Nicholas has it all. He's as intelligent and as insightful as Benaud, but has the ability to get you fired up in the big moments in the same way Ray Warren can during the NRL or the swimming. Nicholas' short monologue to finish the day-five covering of the miracle that was Adelaide left me counting the minutes to Perth. Evocative, intelligent, articulate, and obviously a cricket-tragic in the Michael Hussey mould, he's been an absolute pleasure to listen to over the summer. I hope he returns next year. James Williamson
Michael Slater
Michael Slater is a breath of fresh air in the commentary box. His enthusiasm for the game makes his commentating entertaining, easy listening and he is a great "commentary coach" for us armchair players at home. In Slats Channel Nine has found the perfect balance between a recent player and a player who has been out of the game too long. He has played in the modern era, yet has been out enough not to be too closely connected to the players - he has bias but not too much! Joshua Habel

Jim Maxwell "moves with the rhythm" © Getty Images
Jim Maxwell
Blues legend B.B. King once said "it ain't the notes, it's the space in-between". When Jim Maxwell levitates over the sound of the bubbling crowd and announces the bowler running in, he times his sweet timbre with the delicate panache of Don Bradman. Never too forceful or too bland, the audience feels the love of the game in his voice. "Caught," we'll suddenly hear, or "down to the boundary for four". Then just the sound of the crowd, Jim lowers his voice, signalling to his commentary partner, it is his turn. Seamlessly, Jim listens to their expertise and never have I heard him answer without respect and intelligence. Rather, like an old blues master, he simply moves with the rhythm. Stephen Kanaris

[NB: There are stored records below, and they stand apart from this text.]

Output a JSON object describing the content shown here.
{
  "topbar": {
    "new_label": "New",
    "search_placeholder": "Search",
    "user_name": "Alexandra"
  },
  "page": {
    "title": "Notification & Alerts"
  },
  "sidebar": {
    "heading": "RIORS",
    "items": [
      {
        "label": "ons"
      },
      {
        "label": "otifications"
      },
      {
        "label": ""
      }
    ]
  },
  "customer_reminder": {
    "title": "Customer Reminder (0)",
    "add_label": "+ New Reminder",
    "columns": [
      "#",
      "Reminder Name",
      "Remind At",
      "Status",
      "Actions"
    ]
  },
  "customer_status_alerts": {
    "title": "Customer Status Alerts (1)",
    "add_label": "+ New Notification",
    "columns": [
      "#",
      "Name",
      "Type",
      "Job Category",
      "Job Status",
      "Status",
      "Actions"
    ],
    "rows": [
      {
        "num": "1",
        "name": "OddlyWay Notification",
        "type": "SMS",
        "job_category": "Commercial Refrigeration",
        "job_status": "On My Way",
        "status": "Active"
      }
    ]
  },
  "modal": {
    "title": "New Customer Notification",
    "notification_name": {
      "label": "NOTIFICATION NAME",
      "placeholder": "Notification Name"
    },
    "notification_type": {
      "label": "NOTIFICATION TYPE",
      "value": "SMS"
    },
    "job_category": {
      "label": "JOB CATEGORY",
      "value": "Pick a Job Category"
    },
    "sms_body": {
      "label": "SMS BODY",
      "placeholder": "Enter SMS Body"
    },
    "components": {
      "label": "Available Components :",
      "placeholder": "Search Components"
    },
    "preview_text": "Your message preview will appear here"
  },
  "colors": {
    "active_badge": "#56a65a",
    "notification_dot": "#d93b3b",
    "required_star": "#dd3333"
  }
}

Kerry O'Keeffe
He is insightful, warm, engaging and to put it simply he adds real flavour to the game. He is a far better commentator than he ever was a player. There has always been humour in sport and Kerry never takes either the action or himself too seriously. What really sets him apart from everyone is that he offers opinion before the event rather than after the fact. His eye, much like Ian Chappell's, is always looking to inform, challenge and offer something different for the punter. He is a rare talent indeed. An afternoon listening to Kerry is as pure a joy as there is. Brett Kajar
Peter Roebuck

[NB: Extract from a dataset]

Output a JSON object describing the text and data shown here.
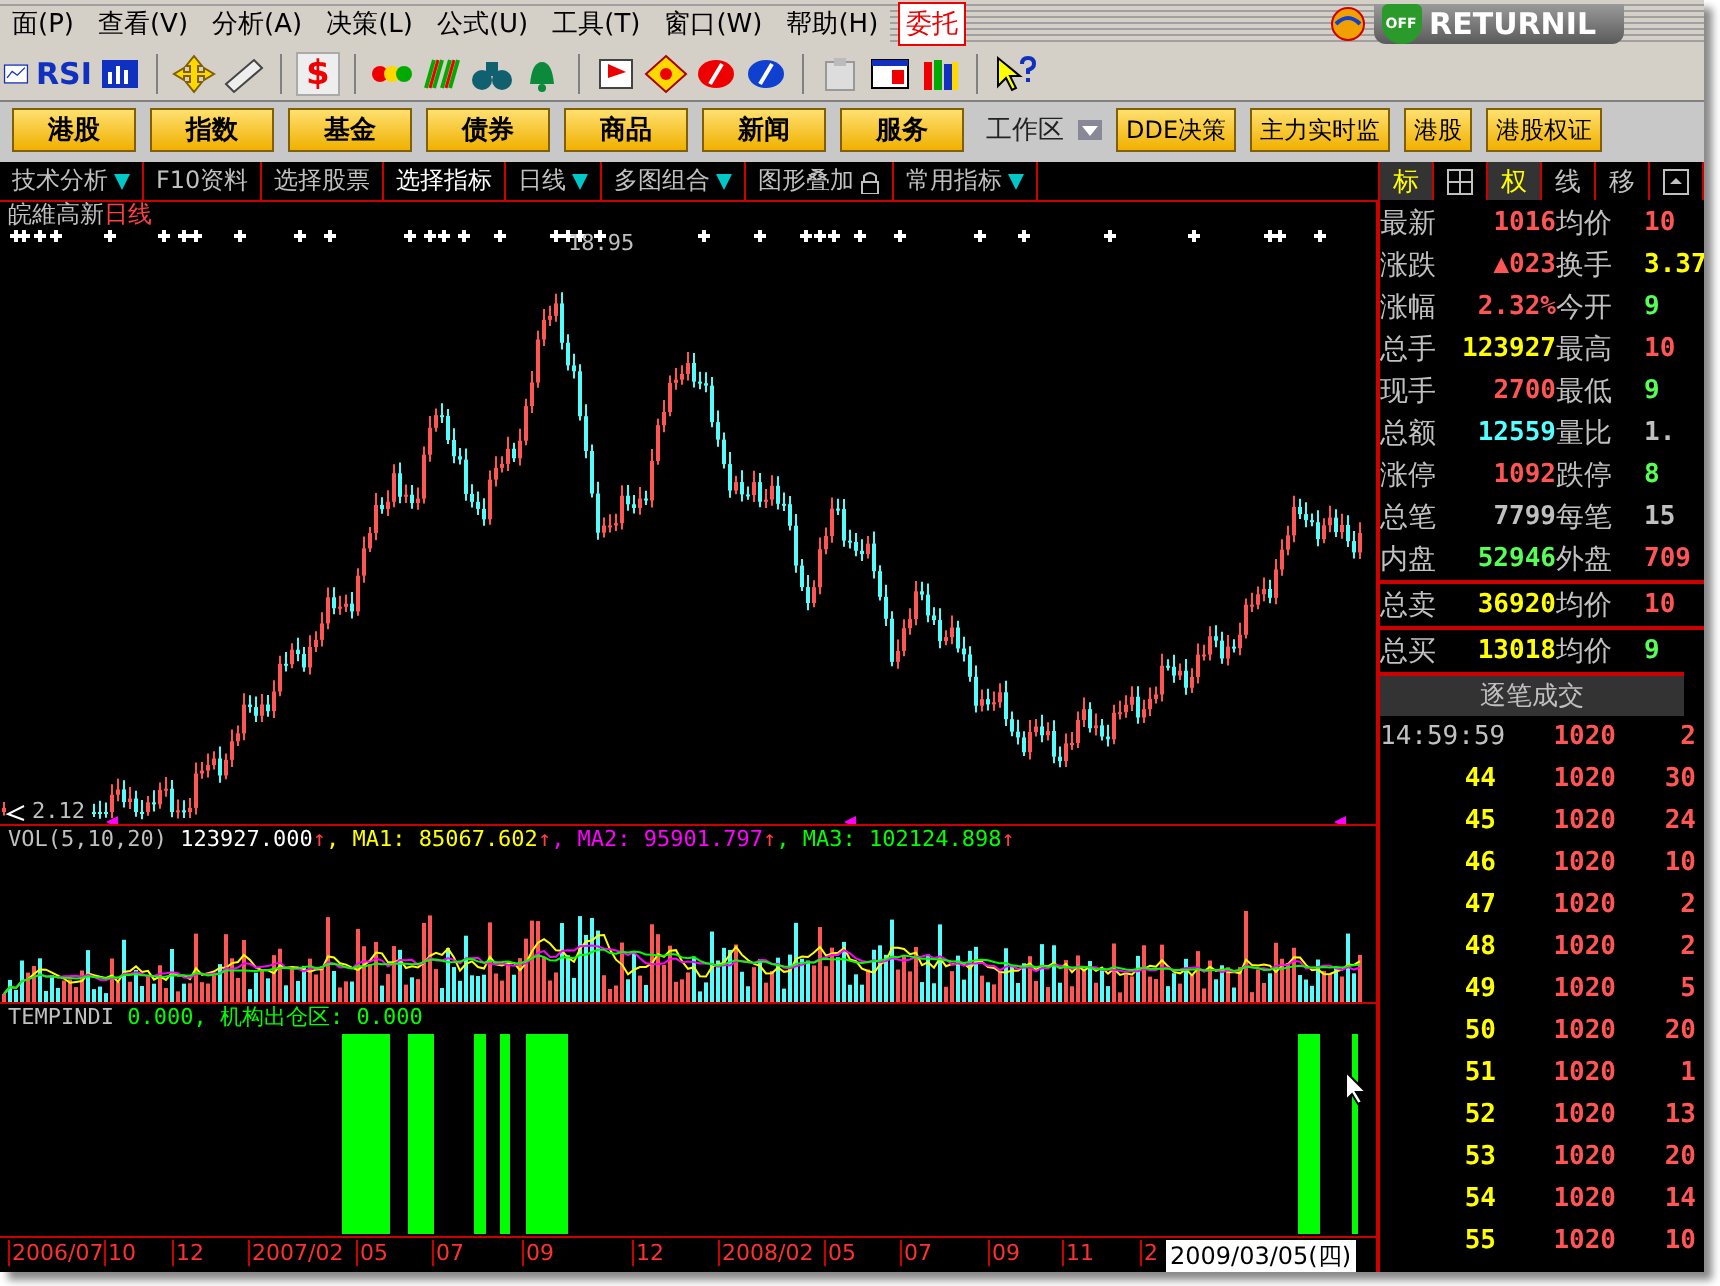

Peter Roebuck is unparalleled in his incisive, evocative and knowledgeable commentary of cricket, both on radio and in the press. Even the faster one-day form of the game cannot survive mere description of the on-field action. From a field including some very pedestrian pundits, Peter shines in his wisdom, his wit and his palpable love of cricket. He is able to give commentary a sense of occasion, to highlight the ebb and flow of the game, and to do so without resorting to unnecessary hyperbole or bias. Roebuck is a commentator for those who live and breathe cricket. Paul Carrington
Glenn Mitchell
Glenn Mitchell can make a dull game sound like a million dollars and what he doesn't know doesn't matter anyway. Peter Hart
Keith Stackpole
He has an easy-on-the-ears voice, uses precise and compact sentences and has second-to-none cricket knowledge. Stackpole is modest but has a complete understanding of his role as a cricket commentator. He realises that the viewers/listeners want to know what is happening at any given time. He is the sort of cricket commentator you would like to have a cup of tea with during a Test match. Billy Ibadulla
Mark Waugh
He is not in the Channel Nine camp, which reduces his exposure to listeners. However, he always commentates in an impartial and professional manner. He is not afraid to say what he thinks, but does so in an unemotional and forthright manner. His comments on batting techniques are always enlightening. The fact that he has played both forms of the game until quite recently means he can provide constructive opinions on up-and-coming players, which is refreshing. The commentator of the future. Bill Chesterman